One of Rishi Sunak's top cabinet ministers has said he would not give the Welsh Government the powers to simplify gender recognition laws.
Last week, the Welsh Government published its LGBTQ+ Action Plan, saying it will "trigger" a request and start negotiation with the UK government to devolve powers related to gender recognition to "support the Trans community".
Speaking on the issue during last night's ITV Wales' Sharp End programme, Welsh Secretary David TC Davies said, "I don't want to see the Welsh Government getting powers to do what they want to do which is to enable the most vulnerable people [...] the most vulnerable people that I can think of are female prisoners.
"It's not going to happen."
Under current devolution rules, only the UK Parliament can change the law on the issue in Wales but the government here said it would seek "devolved powers in relation to Gender Recognition".
"We had a prison governor come into the Welsh affairs select committee saying that over 90% had been the victims of physical or sexual abuse", Mr Davies said.
"The idea that somebody who is a male, somebody who has committed the act of rape, who is a male - and in the case of this person in Scotland, he is a he - should be put into a prison with vulnerable female prisoners is totally unacceptable and that should not be allowed."
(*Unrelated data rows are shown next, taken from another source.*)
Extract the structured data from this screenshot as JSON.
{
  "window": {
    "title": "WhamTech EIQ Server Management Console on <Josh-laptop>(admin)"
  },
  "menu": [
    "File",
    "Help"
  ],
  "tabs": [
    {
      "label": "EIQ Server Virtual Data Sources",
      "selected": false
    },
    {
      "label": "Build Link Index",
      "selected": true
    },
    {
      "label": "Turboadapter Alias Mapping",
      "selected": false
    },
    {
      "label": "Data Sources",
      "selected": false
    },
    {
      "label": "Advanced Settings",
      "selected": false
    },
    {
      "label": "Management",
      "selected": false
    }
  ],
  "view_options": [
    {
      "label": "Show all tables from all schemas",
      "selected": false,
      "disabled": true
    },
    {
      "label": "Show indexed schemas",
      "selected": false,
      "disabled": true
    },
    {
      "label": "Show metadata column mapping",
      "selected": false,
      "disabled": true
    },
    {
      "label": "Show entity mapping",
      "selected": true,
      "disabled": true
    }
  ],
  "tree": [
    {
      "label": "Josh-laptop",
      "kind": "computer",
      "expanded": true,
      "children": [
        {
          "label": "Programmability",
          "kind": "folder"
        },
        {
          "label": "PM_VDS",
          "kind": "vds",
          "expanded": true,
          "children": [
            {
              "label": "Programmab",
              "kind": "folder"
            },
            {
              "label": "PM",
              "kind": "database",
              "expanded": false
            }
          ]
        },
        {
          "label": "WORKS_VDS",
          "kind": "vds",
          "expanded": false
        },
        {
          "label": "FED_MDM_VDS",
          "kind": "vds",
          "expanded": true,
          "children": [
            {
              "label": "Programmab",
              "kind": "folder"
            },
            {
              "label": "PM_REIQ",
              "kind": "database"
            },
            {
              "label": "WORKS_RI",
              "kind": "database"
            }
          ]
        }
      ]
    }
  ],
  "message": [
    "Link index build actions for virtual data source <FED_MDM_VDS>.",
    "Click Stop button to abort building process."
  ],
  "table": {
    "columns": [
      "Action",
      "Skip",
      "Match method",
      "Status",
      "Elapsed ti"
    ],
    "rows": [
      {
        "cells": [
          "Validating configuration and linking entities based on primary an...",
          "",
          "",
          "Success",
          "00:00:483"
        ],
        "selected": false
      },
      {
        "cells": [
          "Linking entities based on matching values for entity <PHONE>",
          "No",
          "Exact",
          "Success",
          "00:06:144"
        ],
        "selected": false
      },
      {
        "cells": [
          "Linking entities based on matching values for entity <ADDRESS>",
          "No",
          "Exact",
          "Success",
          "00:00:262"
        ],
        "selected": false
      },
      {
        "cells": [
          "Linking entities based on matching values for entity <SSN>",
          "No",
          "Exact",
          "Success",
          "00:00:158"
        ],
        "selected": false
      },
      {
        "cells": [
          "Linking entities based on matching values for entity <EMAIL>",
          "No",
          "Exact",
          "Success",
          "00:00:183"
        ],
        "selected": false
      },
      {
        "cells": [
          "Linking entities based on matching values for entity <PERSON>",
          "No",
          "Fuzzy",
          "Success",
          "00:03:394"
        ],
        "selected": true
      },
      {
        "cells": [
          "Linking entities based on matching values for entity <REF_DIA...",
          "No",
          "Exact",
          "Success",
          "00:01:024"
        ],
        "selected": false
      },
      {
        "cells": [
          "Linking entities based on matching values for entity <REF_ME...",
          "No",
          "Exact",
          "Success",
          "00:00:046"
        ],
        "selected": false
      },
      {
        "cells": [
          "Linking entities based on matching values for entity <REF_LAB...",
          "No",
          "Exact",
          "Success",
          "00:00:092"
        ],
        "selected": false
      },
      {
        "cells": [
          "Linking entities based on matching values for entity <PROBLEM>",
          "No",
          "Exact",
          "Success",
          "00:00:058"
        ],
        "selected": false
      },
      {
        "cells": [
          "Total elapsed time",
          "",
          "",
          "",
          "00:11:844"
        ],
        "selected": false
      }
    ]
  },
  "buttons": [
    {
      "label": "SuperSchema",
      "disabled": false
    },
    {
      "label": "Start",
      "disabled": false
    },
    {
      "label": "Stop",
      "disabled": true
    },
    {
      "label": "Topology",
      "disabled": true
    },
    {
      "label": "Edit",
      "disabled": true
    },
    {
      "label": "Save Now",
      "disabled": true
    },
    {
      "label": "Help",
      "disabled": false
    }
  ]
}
Mr TC Davies was referring to the case of Isla Bryson who was taken to a female-only prison after being convicted of two rapes which took place when she was a man known as Adam Graham. She was later transferred to a prison on the male estate, understood to be HMP Edinburgh.
Scotland’s Justice Secretary announced a pause on its transgender prison rules after MSPs voiced anger at reports that prisoner Ms Scott’s request to move to the women’s estate had been rubber stamped.
Plaid Cymru's Westminster leader Liz Saville Roberts accused Mr TC Davies' comments as "bland populism" and said the issue needed to be approached with "compassion.
"This is amongst some of the most vulnerable people in the world" she said.
"Now this is something I have no experience of myself, I think as politicians, when you're dealing with a tiny minority of people, we should approach this with compassion and not allow it to become a political football in the way that it has."
In the government's LGBTQ+ Action Plan, Mark Drakeford said he wanted to "create a society where LGBTQ+ people feel safe to live and love authentically, openly, and freely as themselves".
The plan said it sets out to "improve the lives of, and outcomes for, LGBTQ+ people. It includes a wide range of policy-specific actions relating to human rights, education, improving safety, housing, health and social care, sport, culture, and promoting community cohesion."
Deputy Minister for Social Partnership Hannah Blythyn said, "Progress can and never should be taken for granted. LGBTQ+ communities remain under attack, with our hard-fought-for rights at risk of being rolled back around the world, including here in the UK.“
Catch up with Sharp End here.